Based on what we knew then and what we expected the global QSR’s needs to be in the future, we worked with them to come up with ideas to unlock a broader range of possible solutions.
How We Did It
Brainstorming and designing far-out futures is our bread and butter. Yet it might not be so comfortable for those who are less familiar. With the client team we designed a series of workshops to get folks in the right mindset.
One tool we often use is combinatorics. Participants chose a card from the ‘emerging tech’ pile (such as RFID) and one from the ‘supply chain’ pile and came up with ways the two could work together — like putting RFID on each item to track when it leaves the backroom of a store and needs to be refilled.
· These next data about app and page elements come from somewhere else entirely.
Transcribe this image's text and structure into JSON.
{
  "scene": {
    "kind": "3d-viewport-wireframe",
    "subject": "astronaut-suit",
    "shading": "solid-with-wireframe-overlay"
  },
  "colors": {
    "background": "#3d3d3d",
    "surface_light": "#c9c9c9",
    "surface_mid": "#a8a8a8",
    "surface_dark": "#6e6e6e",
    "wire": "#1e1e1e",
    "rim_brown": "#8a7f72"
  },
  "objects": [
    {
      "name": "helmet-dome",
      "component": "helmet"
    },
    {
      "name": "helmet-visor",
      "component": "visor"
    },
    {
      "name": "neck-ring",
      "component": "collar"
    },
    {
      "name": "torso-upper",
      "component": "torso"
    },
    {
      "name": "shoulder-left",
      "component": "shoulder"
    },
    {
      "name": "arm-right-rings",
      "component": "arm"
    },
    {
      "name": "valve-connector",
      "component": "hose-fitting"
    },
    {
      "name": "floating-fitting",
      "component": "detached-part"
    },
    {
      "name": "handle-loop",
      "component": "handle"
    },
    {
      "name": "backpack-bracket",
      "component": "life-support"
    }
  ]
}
This helps us think beyond the links in the present and forces us to consider what could be. But we don’t stop there. We also brainstormed what the future might look like after or beyond RFID. Thinking about more far-out. Futures can unlock what might seem radical, but may actually be genius.
Another move we love is odyssey planning. The idea is to consider a range of different futures. Given each future, we work backward to the present to better understand what circumstances, tools, or skills will be required to make those futures more feasible. This way of thinking allows us to look beyond our current knowledge, thoughts, and beliefs and explore new possibilities.What might the future look like for a massive retail chain? And how can the company continue to evolve to meet its and its partners’ needs over time Tackling this question and trying to answer it is what we called the ‘art of the possible.’
These workshops showed participants that not only is change possible, but also there are countless opportunities to think creatively. In such an established supply chain, it can be hard to move the needle and get people excited about something new.
And sometimes, pushing beyond our comfort zone with others is the best way to learn how to work together. The workshops didn’t just yield great ideas for the future — they also changed the way folks across the three-legged stool (the QSR chain itself, supply chain, and owners operators) engaged with each other, improving day-to-day communications in the now. We heard things like, “we thought we had to compete, but doing this workshop allowed us to see we can come to a better future by collaborating.”
We thought we had to compete, but doing this workshop allowed us to see we can come to a better future by collaborating.